Risks of CBDC

The first issue is the possible lack of anonymity and the ability to have a charge on the interest. CBDC could be in a form of token or account-based. While account-based is preferred by institutions, it is possible to replicate the attributes of cash with tokens. Possibly, that could in part refer to anonymity which may be unexpected for central bankers.

One feature that is similar to cash is that the outstanding amount of tokens can be fixed. This feature can raises the risk that a CBDC could arise a valuation premium. It can be solved by offering higher interest rates from the commercial banks, but in times of instability, there will be a problem to safety.

Another significant uncertainty relates to monetary policy management. A CBDC can change the demand for money and interest rates. It can not be foreseen during any transition which makes central bankers worry.

Future of CBDC

Policy-makers at central banks around the world are concentrating on developing and issuing CBDC, with a vision of the next five years for consumer-ready CBDC.
A report conducted by IBM encompasses an in-depth survey of officials from 23 central banks in developed and emerging economies. The survey showed an overview picture of policy-makers’ approaches to setting up a retail CBDC. The first CBDC would be produced within five years in a small economy and respond to a specific policy objective with a well-defined use.

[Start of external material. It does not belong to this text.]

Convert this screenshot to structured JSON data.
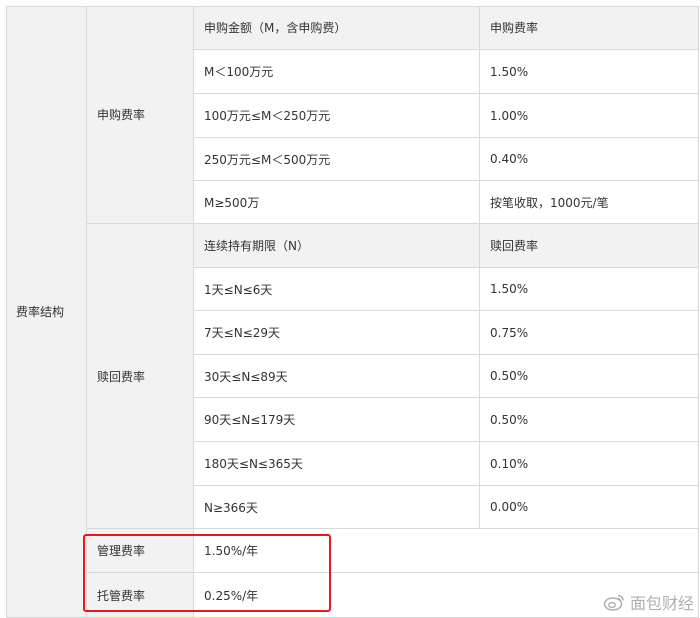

A consumer-ready CBDC may require some form of public-private partnership (PPP). Central banks are limited in their ability to offer financial services, thus private companies will probably fill the gap. However, without regulation, private-sector digital currencies could possibly harm central banks’ monetary sovereignty and threaten financial stability.

In order to control digital currencies, policy objectives will retain central bankers’ pre-eminent concern. Advances in technology alone will not ensure how CBDCs are designed or whether they will be issued.

Following the IBM and OMFIF findings:

  • 73% of central bank survey respondents would require retail CBDCs to be available under all circumstances and for all types of payments where cash is currently used.
  • 82% of those responding said their greatest financial stability concern from CBDC implementation was the risk of digital bank ‘runs’ which could damage stability and confidence.
  • 64% of respondents said outsourceable ‘intermediation’ functions, such as customer onboarding, would be important for CBDC implementation.

“The concept of retail CDBCs has moved rapidly from being the thought experiment of technical experts and philosophers to the subject of boardroom debates focused on tangible, near-term reforms,” said Philip Middleton, OMFIF deputy chairman. “When senior central bankers speculate publicly about the possibility of a universal digital currency, it is a happy endorsement of the reports’ timeliness.”

“Central banks surveyed are interested in positioning themselves to launch their own retail CBDCs, as the findings of this report make clear,” said Saket Sinha, global vice president, IBM Blockchain Financial Services. “Large banks and technology companies will have a major role to play as new public-private partnerships are formed to promote interoperability, create services, and extend financial inclusion.”

Read more

Follow us on Telegram

Follow us on Twitter

Follow us on Facebook

You might also like